Ken Burns has done it again. He has created yet another fascinating documentary – this time one about Teddy and Franklin Roosevelt as well as Eleanor. We’ve been watching the 9 part series on PBS all week. These two men had a great influence on the direction the government of the United States has taken (whether you like that direction or not).

The documentary acknowledges that both men and Eleanor were endowed with inherited wealth. Having that wealth allowed them to gain access to education, people and experiences that helped them become the men and woman they were. Without it, America may well have been a different place. Continue reading

Keeping Wealth in the Family

Our nation has a mixed view on the morality of keeping wealth in the family. Most of us want our children and grandchildren to have a better life than we do, yet many Americans turn up their noses at the uber rich trust fund babies – people with third generation (or more) wealth.

Some believe that to keep America being the ‘land of opportunity’, it is necessary to strip the wealthy of money and make it available to those less fortunate. Some even want big government to enforce that view – with programs to address things like ‘income inequality’.

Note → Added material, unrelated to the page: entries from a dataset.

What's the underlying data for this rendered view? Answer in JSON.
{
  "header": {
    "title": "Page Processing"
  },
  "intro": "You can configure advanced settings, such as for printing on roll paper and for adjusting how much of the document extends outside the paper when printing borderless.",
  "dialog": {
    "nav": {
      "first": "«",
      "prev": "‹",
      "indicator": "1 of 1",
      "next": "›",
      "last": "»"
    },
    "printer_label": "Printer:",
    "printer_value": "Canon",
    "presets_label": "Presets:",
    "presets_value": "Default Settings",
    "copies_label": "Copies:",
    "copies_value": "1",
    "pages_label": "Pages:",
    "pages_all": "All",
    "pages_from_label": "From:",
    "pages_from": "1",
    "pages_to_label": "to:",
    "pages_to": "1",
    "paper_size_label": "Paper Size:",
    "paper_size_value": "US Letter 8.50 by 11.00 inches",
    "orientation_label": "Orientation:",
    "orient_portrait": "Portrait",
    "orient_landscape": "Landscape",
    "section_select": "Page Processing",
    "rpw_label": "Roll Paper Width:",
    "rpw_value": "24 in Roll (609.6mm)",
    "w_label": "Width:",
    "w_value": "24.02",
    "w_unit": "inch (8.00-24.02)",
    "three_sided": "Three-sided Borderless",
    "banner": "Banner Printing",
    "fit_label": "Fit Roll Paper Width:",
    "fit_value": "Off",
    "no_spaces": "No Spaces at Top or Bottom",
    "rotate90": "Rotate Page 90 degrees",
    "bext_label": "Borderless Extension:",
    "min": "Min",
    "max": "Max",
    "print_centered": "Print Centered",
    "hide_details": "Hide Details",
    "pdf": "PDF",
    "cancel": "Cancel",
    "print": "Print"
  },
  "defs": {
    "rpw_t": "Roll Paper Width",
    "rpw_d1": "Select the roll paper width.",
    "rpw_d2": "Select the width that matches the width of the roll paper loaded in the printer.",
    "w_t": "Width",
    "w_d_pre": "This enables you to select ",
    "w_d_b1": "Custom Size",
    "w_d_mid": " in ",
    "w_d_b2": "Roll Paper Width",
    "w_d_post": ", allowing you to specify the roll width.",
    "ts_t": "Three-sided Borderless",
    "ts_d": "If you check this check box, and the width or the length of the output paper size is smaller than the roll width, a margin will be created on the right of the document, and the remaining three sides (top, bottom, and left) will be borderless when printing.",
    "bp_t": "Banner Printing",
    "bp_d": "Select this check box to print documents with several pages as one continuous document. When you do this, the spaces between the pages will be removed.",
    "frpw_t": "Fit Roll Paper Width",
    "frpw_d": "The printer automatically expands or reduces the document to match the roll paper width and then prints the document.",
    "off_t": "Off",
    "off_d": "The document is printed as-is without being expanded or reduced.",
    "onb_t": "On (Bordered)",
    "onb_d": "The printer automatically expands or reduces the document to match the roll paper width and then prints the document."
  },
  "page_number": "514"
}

Very few of us want to see a caste system develop here, where your birth family determines your station in life. No matter the reality, we want to believe that each new baby has a chance to become a Bill Gates, Warren Buffett or a US president.

Maybe it is a good thing, then, that most wealth is dispersed before the end of the 3rd generation of the creator. Riches to rags in three generations or shirtsleeves to shirtsleeves in three generations – there are a number of popular expressions that attest to the commonality of the condition.

What if, though, a family could continually grow and thrive, with wealth creators in each generation. Doesn’t building a base of financial and personal assets in each family generation make sense in support of providing increasing opportunities, not only to family members, but to the ever widening circle of associates, partners, shareholders and employees around them?

Personally, I love rags to riches stories – and they abound in our literature. But what of those families, like mine, that work hard, save well and build wealth over time? One generation continually provides a step up for the next. The story isn’t one of a single shooting star, but of multiple family members earning and growing resources which they share with the next generation. How do they do it? What is the secret to their legacy of wealth building across generations? Continue reading

The Myth of the Trust Fund Baby

Silver baby spoonThe recession through which the world recently suffered has raised many questions on whether the rich deserve to be richer by far than the rest of the population.

A new study (from oxfam.org) , reported on by CNBC today says that the richest 85 people in the world have more than the bottom 3.5 billion of the rest.

Barrack Obama is making income inequality a 2014 campaign issue.

Some even think that the disparity will cause social instability – as noted in the Outlook on the Global Agenda 2014 – reported by OxFam:

“Outlook on the Global Agenda 2014’, in which it ranked widening income disparities as the second greatest worldwide risk in the coming 12 to 18 months. Based on those surveyed, inequality is ‘impacting social stability within countries and threatening security on a global scale.”

Historically, the American credo has been anyone can succeed. Rags to riches stories are legendary and much loved in the USA. Now we are lamenting the end of the middle class and the rise of ‘the one percent’.

Why then, do I propose to help families ‘keep their wealth and well being for generations’? Am I subversive in trying to shed light on why and how families can pass wealth from generation to generation? Am I helping to create dynasty families with trust fund baby’s generation after generation? Continue reading